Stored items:

______________________________

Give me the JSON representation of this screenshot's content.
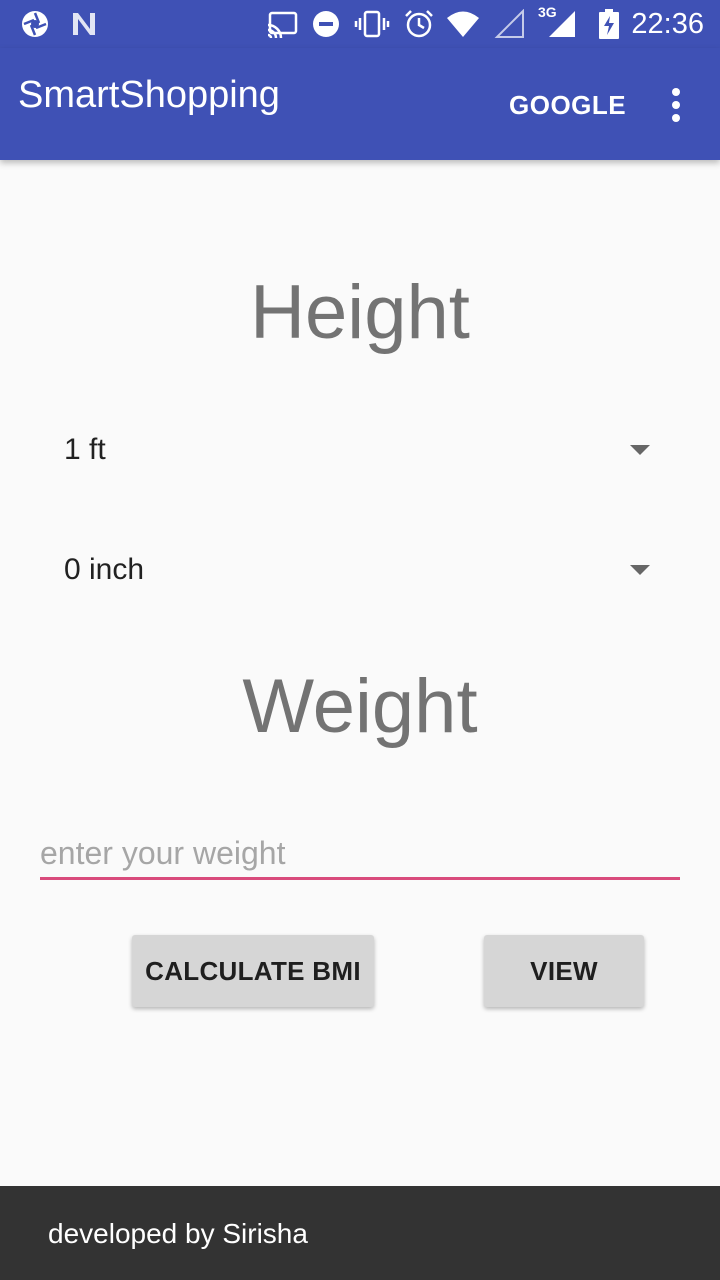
{
  "status_bar": {
    "time": "22:36",
    "network_type": "3G",
    "icons": [
      "aperture-icon",
      "n-notification-icon",
      "cast-icon",
      "do-not-disturb-icon",
      "vibrate-icon",
      "alarm-icon",
      "wifi-icon",
      "signal-empty-icon",
      "signal-3g-icon",
      "battery-charging-icon"
    ]
  },
  "app_bar": {
    "title": "SmartShopping",
    "action_label": "GOOGLE",
    "overflow_icon": "more-vert-icon"
  },
  "height_section": {
    "title": "Height",
    "feet_value": "1 ft",
    "inch_value": "0 inch"
  },
  "weight_section": {
    "title": "Weight",
    "input_value": "",
    "input_placeholder": "enter your weight"
  },
  "buttons": {
    "calculate_label": "CALCULATE BMI",
    "view_label": "VIEW"
  },
  "footer": {
    "text": "developed by Sirisha"
  },
  "colors": {
    "primary": "#3f51b5",
    "accent": "#d94b7c",
    "footer_bg": "#333333",
    "button_bg": "#d6d6d6"
  }
}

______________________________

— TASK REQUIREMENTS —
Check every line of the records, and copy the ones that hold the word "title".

— TASK SOLUTION —
    "title": "SmartShopping",
    "title": "Height",
    "title": "Weight",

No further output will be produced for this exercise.